■ Exercise brief:
Give back every record verbatim, but not the pictures.

Stored dataset items:

▼▼▼

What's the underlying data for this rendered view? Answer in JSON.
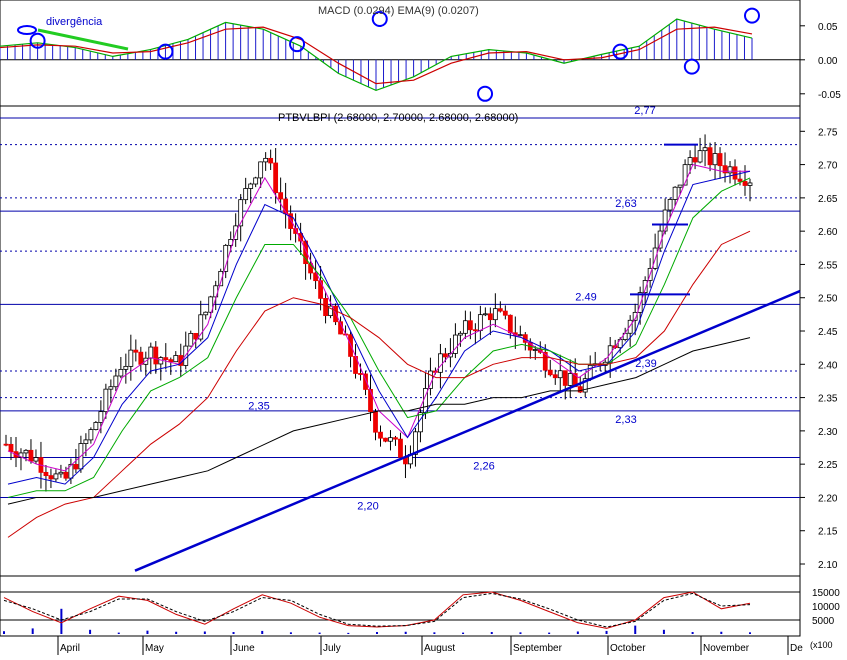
{
  "chart_data": [
    {
      "type": "line",
      "panel": "macd",
      "title_overlay": "MACD (0.0294) EMA(9) (0.0207)",
      "annotation": "divergência",
      "y_ticks": [
        0.05,
        0.0,
        -0.05
      ],
      "ylim": [
        -0.065,
        0.085
      ],
      "x": [
        0,
        10,
        20,
        30,
        40,
        50,
        60,
        70,
        80,
        90,
        100,
        110,
        120,
        130,
        140,
        150,
        160,
        170,
        180,
        190,
        200
      ],
      "series": [
        {
          "name": "MACD",
          "color": "#00aa00",
          "values": [
            0.02,
            0.025,
            0.018,
            0.005,
            0.015,
            0.03,
            0.055,
            0.045,
            0.02,
            -0.02,
            -0.045,
            -0.025,
            0.005,
            0.015,
            0.01,
            -0.005,
            0.008,
            0.02,
            0.06,
            0.045,
            0.032
          ]
        },
        {
          "name": "Signal",
          "color": "#cc0000",
          "values": [
            0.018,
            0.022,
            0.02,
            0.01,
            0.012,
            0.025,
            0.045,
            0.048,
            0.03,
            -0.005,
            -0.035,
            -0.03,
            -0.005,
            0.01,
            0.012,
            0.0,
            0.003,
            0.015,
            0.045,
            0.048,
            0.038
          ]
        }
      ],
      "markers": [
        {
          "x": 10,
          "y": 0.028
        },
        {
          "x": 44,
          "y": 0.012
        },
        {
          "x": 79,
          "y": 0.023
        },
        {
          "x": 101,
          "y": 0.06
        },
        {
          "x": 129,
          "y": -0.05
        },
        {
          "x": 165,
          "y": 0.012
        },
        {
          "x": 184,
          "y": -0.01
        },
        {
          "x": 215,
          "y": 0.065
        }
      ]
    },
    {
      "type": "candlestick",
      "panel": "price",
      "title": "PTBVLBPI (2.68000, 2.70000, 2.68000, 2.68000)",
      "y_ticks": [
        2.75,
        2.7,
        2.65,
        2.6,
        2.55,
        2.5,
        2.45,
        2.4,
        2.35,
        2.3,
        2.25,
        2.2,
        2.15,
        2.1
      ],
      "ylim": [
        2.085,
        2.785
      ],
      "x_labels": [
        "April",
        "May",
        "June",
        "July",
        "August",
        "September",
        "October",
        "November",
        "De"
      ],
      "close_series": [
        2.28,
        2.26,
        2.22,
        2.3,
        2.4,
        2.42,
        2.4,
        2.48,
        2.62,
        2.72,
        2.6,
        2.5,
        2.42,
        2.3,
        2.26,
        2.4,
        2.45,
        2.48,
        2.44,
        2.4,
        2.36,
        2.42,
        2.48,
        2.62,
        2.72,
        2.7,
        2.68
      ],
      "moving_averages": [
        {
          "name": "MA short",
          "color": "#cc00cc",
          "values": [
            2.27,
            2.25,
            2.24,
            2.28,
            2.38,
            2.41,
            2.4,
            2.46,
            2.6,
            2.68,
            2.61,
            2.52,
            2.43,
            2.33,
            2.29,
            2.39,
            2.44,
            2.46,
            2.44,
            2.41,
            2.38,
            2.41,
            2.47,
            2.6,
            2.7,
            2.69,
            2.69
          ]
        },
        {
          "name": "MA mid",
          "color": "#0000cc",
          "values": [
            2.22,
            2.23,
            2.22,
            2.26,
            2.34,
            2.39,
            2.4,
            2.44,
            2.55,
            2.64,
            2.62,
            2.54,
            2.45,
            2.36,
            2.29,
            2.35,
            2.42,
            2.45,
            2.44,
            2.42,
            2.39,
            2.4,
            2.45,
            2.57,
            2.67,
            2.68,
            2.69
          ]
        },
        {
          "name": "MA long",
          "color": "#00aa00",
          "values": [
            2.2,
            2.21,
            2.21,
            2.23,
            2.3,
            2.36,
            2.38,
            2.41,
            2.5,
            2.58,
            2.58,
            2.53,
            2.47,
            2.39,
            2.32,
            2.33,
            2.38,
            2.42,
            2.43,
            2.42,
            2.4,
            2.4,
            2.43,
            2.52,
            2.62,
            2.66,
            2.68
          ]
        },
        {
          "name": "MA slow",
          "color": "#cc0000",
          "values": [
            2.14,
            2.17,
            2.19,
            2.2,
            2.24,
            2.28,
            2.31,
            2.35,
            2.42,
            2.48,
            2.5,
            2.49,
            2.47,
            2.44,
            2.4,
            2.38,
            2.38,
            2.4,
            2.41,
            2.41,
            2.4,
            2.4,
            2.41,
            2.45,
            2.52,
            2.58,
            2.6
          ]
        },
        {
          "name": "MA 200",
          "color": "#000000",
          "values": [
            2.19,
            2.2,
            2.2,
            2.2,
            2.21,
            2.22,
            2.23,
            2.24,
            2.26,
            2.28,
            2.3,
            2.31,
            2.32,
            2.33,
            2.33,
            2.34,
            2.34,
            2.35,
            2.35,
            2.36,
            2.36,
            2.37,
            2.38,
            2.4,
            2.42,
            2.43,
            2.44
          ]
        }
      ],
      "support_resistance": [
        2.77,
        2.63,
        2.49,
        2.33,
        2.26,
        2.2
      ],
      "dashed_levels": [
        2.35,
        2.39,
        2.57,
        2.65,
        2.73
      ],
      "level_labels": [
        "2,77",
        "2,63",
        "2.49",
        "2,35",
        "2,39",
        "2,33",
        "2,26",
        "2,20"
      ],
      "trendline": {
        "from": [
          0,
          2.09
        ],
        "to": [
          26,
          2.51
        ]
      }
    },
    {
      "type": "line",
      "panel": "stochastic-volume",
      "y_ticks": [
        "15000",
        "10000",
        "5000"
      ],
      "unit_label": "(x100",
      "ylim": [
        0,
        20000
      ],
      "series": [
        {
          "name": "%K",
          "color": "#cc0000",
          "values": [
            13000,
            8000,
            4000,
            9000,
            13500,
            12000,
            7000,
            3500,
            9000,
            14000,
            11000,
            6000,
            3000,
            2500,
            3000,
            5000,
            14000,
            15000,
            12000,
            8000,
            4000,
            2000,
            5000,
            13000,
            15000,
            9000,
            11000
          ]
        },
        {
          "name": "%D",
          "color": "#000000",
          "values": [
            12000,
            9000,
            5000,
            8000,
            12500,
            12500,
            8000,
            4500,
            8000,
            13000,
            12000,
            7000,
            3500,
            2800,
            3000,
            4500,
            13000,
            14500,
            12500,
            9000,
            5000,
            2500,
            4500,
            12000,
            14500,
            10000,
            10500
          ]
        }
      ],
      "volume": [
        1000,
        2000,
        9000,
        1500,
        500,
        1200,
        800,
        900,
        700,
        1100,
        600,
        500,
        400,
        700,
        800,
        600,
        500,
        700,
        600,
        500,
        900,
        1100,
        3000,
        1500,
        700,
        800,
        600
      ]
    }
  ]
}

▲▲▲

■ Response for this exercise:
What's the underlying data for this rendered view? Answer in JSON.
{
  "chart_data": [
    {
      "type": "line",
      "panel": "macd",
      "title_overlay": "MACD (0.0294) EMA(9) (0.0207)",
      "annotation": "divergência",
      "y_ticks": [
        0.05,
        0.0,
        -0.05
      ],
      "ylim": [
        -0.065,
        0.085
      ],
      "x": [
        0,
        10,
        20,
        30,
        40,
        50,
        60,
        70,
        80,
        90,
        100,
        110,
        120,
        130,
        140,
        150,
        160,
        170,
        180,
        190,
        200
      ],
      "series": [
        {
          "name": "MACD",
          "color": "#00aa00",
          "values": [
            0.02,
            0.025,
            0.018,
            0.005,
            0.015,
            0.03,
            0.055,
            0.045,
            0.02,
            -0.02,
            -0.045,
            -0.025,
            0.005,
            0.015,
            0.01,
            -0.005,
            0.008,
            0.02,
            0.06,
            0.045,
            0.032
          ]
        },
        {
          "name": "Signal",
          "color": "#cc0000",
          "values": [
            0.018,
            0.022,
            0.02,
            0.01,
            0.012,
            0.025,
            0.045,
            0.048,
            0.03,
            -0.005,
            -0.035,
            -0.03,
            -0.005,
            0.01,
            0.012,
            0.0,
            0.003,
            0.015,
            0.045,
            0.048,
            0.038
          ]
        }
      ],
      "markers": [
        {
          "x": 10,
          "y": 0.028
        },
        {
          "x": 44,
          "y": 0.012
        },
        {
          "x": 79,
          "y": 0.023
        },
        {
          "x": 101,
          "y": 0.06
        },
        {
          "x": 129,
          "y": -0.05
        },
        {
          "x": 165,
          "y": 0.012
        },
        {
          "x": 184,
          "y": -0.01
        },
        {
          "x": 215,
          "y": 0.065
        }
      ]
    },
    {
      "type": "candlestick",
      "panel": "price",
      "title": "PTBVLBPI (2.68000, 2.70000, 2.68000, 2.68000)",
      "y_ticks": [
        2.75,
        2.7,
        2.65,
        2.6,
        2.55,
        2.5,
        2.45,
        2.4,
        2.35,
        2.3,
        2.25,
        2.2,
        2.15,
        2.1
      ],
      "ylim": [
        2.085,
        2.785
      ],
      "x_labels": [
        "April",
        "May",
        "June",
        "July",
        "August",
        "September",
        "October",
        "November",
        "De"
      ],
      "close_series": [
        2.28,
        2.26,
        2.22,
        2.3,
        2.4,
        2.42,
        2.4,
        2.48,
        2.62,
        2.72,
        2.6,
        2.5,
        2.42,
        2.3,
        2.26,
        2.4,
        2.45,
        2.48,
        2.44,
        2.4,
        2.36,
        2.42,
        2.48,
        2.62,
        2.72,
        2.7,
        2.68
      ],
      "moving_averages": [
        {
          "name": "MA short",
          "color": "#cc00cc",
          "values": [
            2.27,
            2.25,
            2.24,
            2.28,
            2.38,
            2.41,
            2.4,
            2.46,
            2.6,
            2.68,
            2.61,
            2.52,
            2.43,
            2.33,
            2.29,
            2.39,
            2.44,
            2.46,
            2.44,
            2.41,
            2.38,
            2.41,
            2.47,
            2.6,
            2.7,
            2.69,
            2.69
          ]
        },
        {
          "name": "MA mid",
          "color": "#0000cc",
          "values": [
            2.22,
            2.23,
            2.22,
            2.26,
            2.34,
            2.39,
            2.4,
            2.44,
            2.55,
            2.64,
            2.62,
            2.54,
            2.45,
            2.36,
            2.29,
            2.35,
            2.42,
            2.45,
            2.44,
            2.42,
            2.39,
            2.4,
            2.45,
            2.57,
            2.67,
            2.68,
            2.69
          ]
        },
        {
          "name": "MA long",
          "color": "#00aa00",
          "values": [
            2.2,
            2.21,
            2.21,
            2.23,
            2.3,
            2.36,
            2.38,
            2.41,
            2.5,
            2.58,
            2.58,
            2.53,
            2.47,
            2.39,
            2.32,
            2.33,
            2.38,
            2.42,
            2.43,
            2.42,
            2.4,
            2.4,
            2.43,
            2.52,
            2.62,
            2.66,
            2.68
          ]
        },
        {
          "name": "MA slow",
          "color": "#cc0000",
          "values": [
            2.14,
            2.17,
            2.19,
            2.2,
            2.24,
            2.28,
            2.31,
            2.35,
            2.42,
            2.48,
            2.5,
            2.49,
            2.47,
            2.44,
            2.4,
            2.38,
            2.38,
            2.4,
            2.41,
            2.41,
            2.4,
            2.4,
            2.41,
            2.45,
            2.52,
            2.58,
            2.6
          ]
        },
        {
          "name": "MA 200",
          "color": "#000000",
          "values": [
            2.19,
            2.2,
            2.2,
            2.2,
            2.21,
            2.22,
            2.23,
            2.24,
            2.26,
            2.28,
            2.3,
            2.31,
            2.32,
            2.33,
            2.33,
            2.34,
            2.34,
            2.35,
            2.35,
            2.36,
            2.36,
            2.37,
            2.38,
            2.4,
            2.42,
            2.43,
            2.44
          ]
        }
      ],
      "support_resistance": [
        2.77,
        2.63,
        2.49,
        2.33,
        2.26,
        2.2
      ],
      "dashed_levels": [
        2.35,
        2.39,
        2.57,
        2.65,
        2.73
      ],
      "level_labels": [
        "2,77",
        "2,63",
        "2.49",
        "2,35",
        "2,39",
        "2,33",
        "2,26",
        "2,20"
      ],
      "trendline": {
        "from": [
          0,
          2.09
        ],
        "to": [
          26,
          2.51
        ]
      }
    },
    {
      "type": "line",
      "panel": "stochastic-volume",
      "y_ticks": [
        "15000",
        "10000",
        "5000"
      ],
      "unit_label": "(x100",
      "ylim": [
        0,
        20000
      ],
      "series": [
        {
          "name": "%K",
          "color": "#cc0000",
          "values": [
            13000,
            8000,
            4000,
            9000,
            13500,
            12000,
            7000,
            3500,
            9000,
            14000,
            11000,
            6000,
            3000,
            2500,
            3000,
            5000,
            14000,
            15000,
            12000,
            8000,
            4000,
            2000,
            5000,
            13000,
            15000,
            9000,
            11000
          ]
        },
        {
          "name": "%D",
          "color": "#000000",
          "values": [
            12000,
            9000,
            5000,
            8000,
            12500,
            12500,
            8000,
            4500,
            8000,
            13000,
            12000,
            7000,
            3500,
            2800,
            3000,
            4500,
            13000,
            14500,
            12500,
            9000,
            5000,
            2500,
            4500,
            12000,
            14500,
            10000,
            10500
          ]
        }
      ],
      "volume": [
        1000,
        2000,
        9000,
        1500,
        500,
        1200,
        800,
        900,
        700,
        1100,
        600,
        500,
        400,
        700,
        800,
        600,
        500,
        700,
        600,
        500,
        900,
        1100,
        3000,
        1500,
        700,
        800,
        600
      ]
    }
  ]
}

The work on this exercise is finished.